Opinion editor's note: Editorials represent the opinions of the Star Tribune Editorial Board, which operates independently from the newsroom.


Two years into the COVID-19 pandemic, there's a yearning for regular times that's understandable and unstoppable. That reality, however, requires doing more to minimize COVID's spread than the strategies employed so far at 2022's high-profile events.

Case in point: the recent return of the White House Correspondents' Association Dinner, which was held not long after a previous gathering of Washington, D.C., insiders turned into a COVID superspreader event.

Due to the virus, the correspondents' dinner went on hiatus in 2020 and 2021. Event organizers brought it back this spring. About 2,600 "journalists, celebrities, and political figures" gathered in an indoor ballroom on April 30.

They chose to do so, as Trevor Noah, a comedian and featured speaker, noted that night, despite knowing that many prominent people had become ill with COVID after attending the Gridiron dinner earlier last month.

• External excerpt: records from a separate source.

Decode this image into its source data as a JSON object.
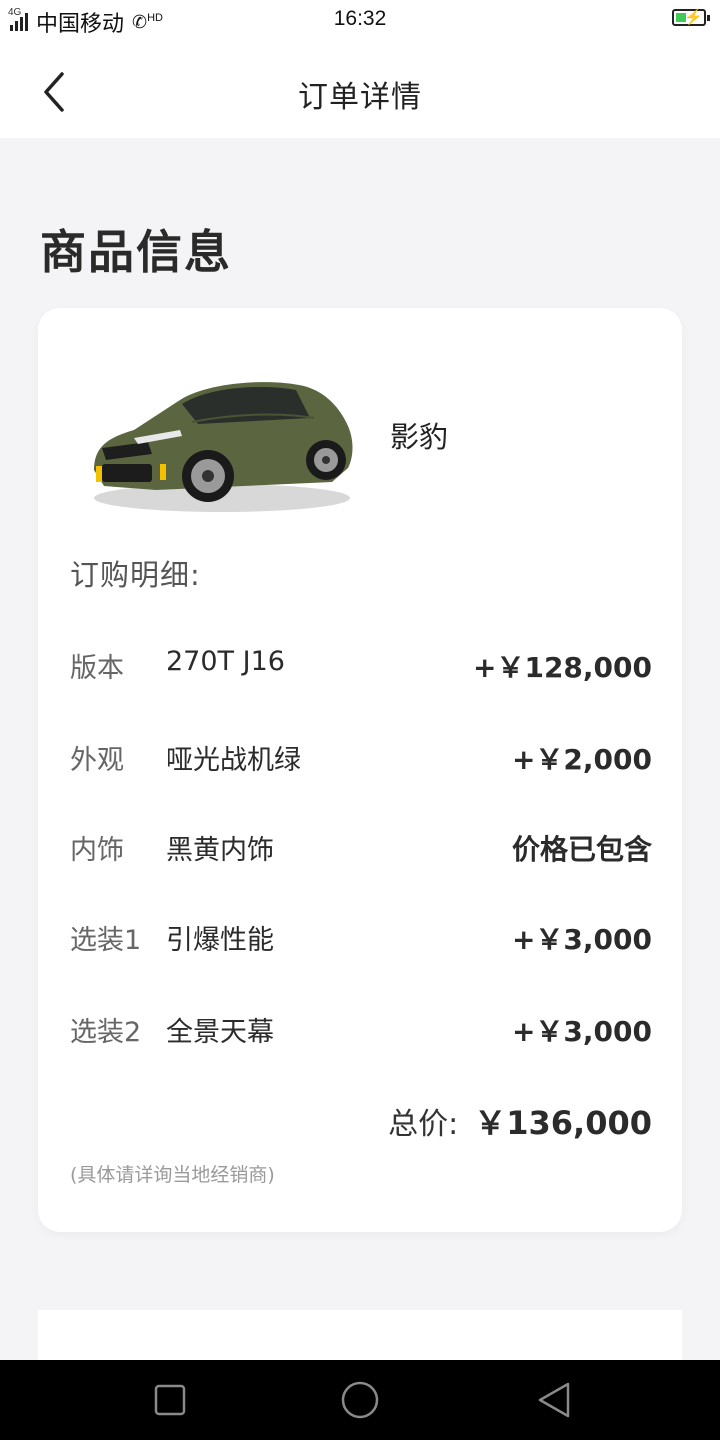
{
  "status_bar": {
    "network_tag": "4G",
    "carrier": "中国移动",
    "hd": "HD",
    "time": "16:32",
    "battery_level_percent": 40
  },
  "nav": {
    "title": "订单详情",
    "back_icon": "chevron-left-icon"
  },
  "section": {
    "title": "商品信息"
  },
  "product": {
    "name": "影豹",
    "image_icon": "car-image",
    "car_color": "#5b6640"
  },
  "order": {
    "heading": "订购明细:",
    "rows": [
      {
        "label": "版本",
        "value": "270T J16",
        "price": "+￥128,000"
      },
      {
        "label": "外观",
        "value": "哑光战机绿",
        "price": "+￥2,000"
      },
      {
        "label": "内饰",
        "value": "黑黄内饰",
        "price": "价格已包含"
      },
      {
        "label": "选装1",
        "value": "引爆性能",
        "price": "+￥3,000"
      },
      {
        "label": "选装2",
        "value": "全景天幕",
        "price": "+￥3,000"
      }
    ],
    "total_label": "总价:",
    "total_price": "￥136,000",
    "note": "(具体请详询当地经销商)"
  },
  "system_nav": {
    "recent_icon": "square-icon",
    "home_icon": "circle-icon",
    "back_icon": "triangle-back-icon"
  },
  "colors": {
    "background": "#f4f4f6",
    "card": "#ffffff",
    "text": "#222222",
    "muted": "#9a9a9a",
    "battery": "#3ecb5a"
  }
}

At least 70 Gridiron attendees became ill. Among them: U.S. House Speaker Nancy Pelosi and U.S. Attorney General Merrick Garland.

The correspondents' dinner organizers chose to go ahead. Not surprisingly, there's now a growing list of attendees who have tested positive for COVID, including journalists reporting for CNN, NBC, CBS, Politico and the Washington Post.

Thankfully, President Joe Biden, who spoke at the dinner, has not become ill. But a key member of his cabinet did: Secretary of State Antony Blinken.

To their credit, the correspondents' dinner organizers required proof of vaccination and a "same-day negative test." But the mounting tally of illnesses illustrates the need to strategize beyond that — something that organizers of graduation ceremonies and other significant springtime events should note.

The correspondents' dinner was held inside. At this point in the pandemic, everyone should understand the inherent COVID risk. The size of this event may have precluded an outdoor venue, which would have been far preferable. But if indoors is the only option, rising COVID cases and hospitalizations strongly suggest that masks should be required for the time being.

Other innovative approaches: shortening events to limit COVID's spread, ensuring that venues have updated air filtration capabilities to clean circulating air and installing unique ultraviolet lights to disinfect the air further. The correspondents' dinner organizers regrettably declined an offer to install such lighting at no charge.

A transition back to pre-pandemic life is well underway. Innovation and smart strategies are crucial to minimizing COVID's risks along the way.